*Exercise prompt*: Please reproduce each line of the data below exactly as shown.

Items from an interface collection
'''

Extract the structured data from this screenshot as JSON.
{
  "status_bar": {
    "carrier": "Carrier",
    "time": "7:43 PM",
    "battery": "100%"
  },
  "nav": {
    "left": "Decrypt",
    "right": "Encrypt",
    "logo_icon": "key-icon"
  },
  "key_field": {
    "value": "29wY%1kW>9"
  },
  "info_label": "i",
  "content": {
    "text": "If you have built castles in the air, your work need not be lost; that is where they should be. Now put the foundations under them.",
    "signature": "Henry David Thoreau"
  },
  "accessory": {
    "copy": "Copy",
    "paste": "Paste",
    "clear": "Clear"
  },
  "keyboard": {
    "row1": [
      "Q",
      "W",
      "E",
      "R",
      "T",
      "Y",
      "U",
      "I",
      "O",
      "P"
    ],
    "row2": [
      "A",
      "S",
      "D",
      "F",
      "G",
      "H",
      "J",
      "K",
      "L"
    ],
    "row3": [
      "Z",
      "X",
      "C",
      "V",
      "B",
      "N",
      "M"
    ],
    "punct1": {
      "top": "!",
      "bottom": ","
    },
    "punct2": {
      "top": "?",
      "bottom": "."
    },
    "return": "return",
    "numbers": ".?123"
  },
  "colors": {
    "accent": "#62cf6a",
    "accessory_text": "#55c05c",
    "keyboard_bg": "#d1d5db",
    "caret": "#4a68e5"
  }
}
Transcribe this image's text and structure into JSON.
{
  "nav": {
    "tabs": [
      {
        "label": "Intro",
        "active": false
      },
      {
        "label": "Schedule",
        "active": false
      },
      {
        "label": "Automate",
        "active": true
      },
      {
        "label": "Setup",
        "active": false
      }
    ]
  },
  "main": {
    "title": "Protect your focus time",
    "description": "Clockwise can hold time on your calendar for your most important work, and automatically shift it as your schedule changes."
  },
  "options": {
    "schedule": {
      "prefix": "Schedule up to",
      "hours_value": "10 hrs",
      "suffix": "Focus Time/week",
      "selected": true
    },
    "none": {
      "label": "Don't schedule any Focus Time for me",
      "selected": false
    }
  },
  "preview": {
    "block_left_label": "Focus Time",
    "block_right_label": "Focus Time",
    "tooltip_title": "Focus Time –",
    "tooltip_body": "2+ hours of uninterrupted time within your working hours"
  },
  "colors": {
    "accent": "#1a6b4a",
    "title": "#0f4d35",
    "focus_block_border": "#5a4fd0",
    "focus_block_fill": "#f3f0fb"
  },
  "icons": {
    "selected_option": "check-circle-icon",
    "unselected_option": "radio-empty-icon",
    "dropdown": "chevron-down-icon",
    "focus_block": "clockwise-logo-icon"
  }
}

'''

*Exercise output*:
Extract the structured data from this screenshot as JSON.
{
  "status_bar": {
    "carrier": "Carrier",
    "time": "7:43 PM",
    "battery": "100%"
  },
  "nav": {
    "left": "Decrypt",
    "right": "Encrypt",
    "logo_icon": "key-icon"
  },
  "key_field": {
    "value": "29wY%1kW>9"
  },
  "info_label": "i",
  "content": {
    "text": "If you have built castles in the air, your work need not be lost; that is where they should be. Now put the foundations under them.",
    "signature": "Henry David Thoreau"
  },
  "accessory": {
    "copy": "Copy",
    "paste": "Paste",
    "clear": "Clear"
  },
  "keyboard": {
    "row1": [
      "Q",
      "W",
      "E",
      "R",
      "T",
      "Y",
      "U",
      "I",
      "O",
      "P"
    ],
    "row2": [
      "A",
      "S",
      "D",
      "F",
      "G",
      "H",
      "J",
      "K",
      "L"
    ],
    "row3": [
      "Z",
      "X",
      "C",
      "V",
      "B",
      "N",
      "M"
    ],
    "punct1": {
      "top": "!",
      "bottom": ","
    },
    "punct2": {
      "top": "?",
      "bottom": "."
    },
    "return": "return",
    "numbers": ".?123"
  },
  "colors": {
    "accent": "#62cf6a",
    "accessory_text": "#55c05c",
    "keyboard_bg": "#d1d5db",
    "caret": "#4a68e5"
  }
}
Transcribe this image's text and structure into JSON.
{
  "nav": {
    "tabs": [
      {
        "label": "Intro",
        "active": false
      },
      {
        "label": "Schedule",
        "active": false
      },
      {
        "label": "Automate",
        "active": true
      },
      {
        "label": "Setup",
        "active": false
      }
    ]
  },
  "main": {
    "title": "Protect your focus time",
    "description": "Clockwise can hold time on your calendar for your most important work, and automatically shift it as your schedule changes."
  },
  "options": {
    "schedule": {
      "prefix": "Schedule up to",
      "hours_value": "10 hrs",
      "suffix": "Focus Time/week",
      "selected": true
    },
    "none": {
      "label": "Don't schedule any Focus Time for me",
      "selected": false
    }
  },
  "preview": {
    "block_left_label": "Focus Time",
    "block_right_label": "Focus Time",
    "tooltip_title": "Focus Time –",
    "tooltip_body": "2+ hours of uninterrupted time within your working hours"
  },
  "colors": {
    "accent": "#1a6b4a",
    "title": "#0f4d35",
    "focus_block_border": "#5a4fd0",
    "focus_block_fill": "#f3f0fb"
  },
  "icons": {
    "selected_option": "check-circle-icon",
    "unselected_option": "radio-empty-icon",
    "dropdown": "chevron-down-icon",
    "focus_block": "clockwise-logo-icon"
  }
}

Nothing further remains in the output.